__GIVEN RECORDS__.
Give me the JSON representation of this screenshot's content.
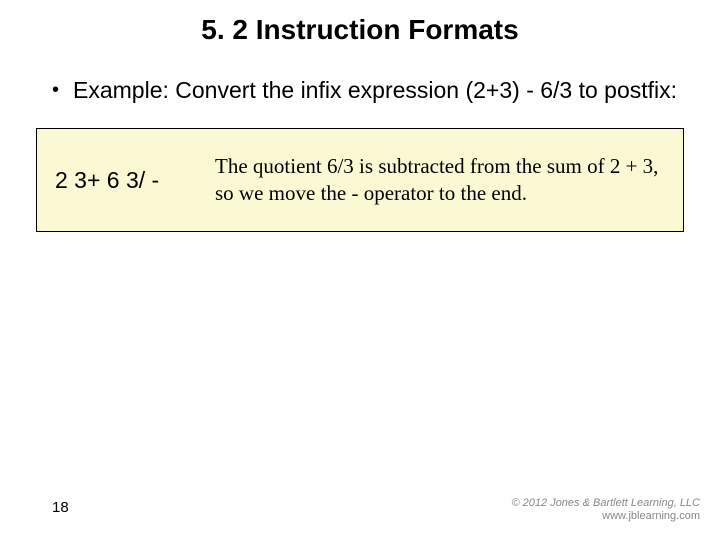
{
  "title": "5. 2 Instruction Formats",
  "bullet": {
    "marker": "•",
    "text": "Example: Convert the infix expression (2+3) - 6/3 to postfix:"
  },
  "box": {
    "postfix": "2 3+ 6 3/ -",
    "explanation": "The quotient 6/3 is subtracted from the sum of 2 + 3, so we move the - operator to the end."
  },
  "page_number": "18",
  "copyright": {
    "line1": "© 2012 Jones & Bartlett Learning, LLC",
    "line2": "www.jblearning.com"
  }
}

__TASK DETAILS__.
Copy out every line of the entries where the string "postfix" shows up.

__RESPONSE BOX__.
    "text": "Example: Convert the infix expression (2+3) - 6/3 to postfix:"
    "postfix": "2 3+ 6 3/ -",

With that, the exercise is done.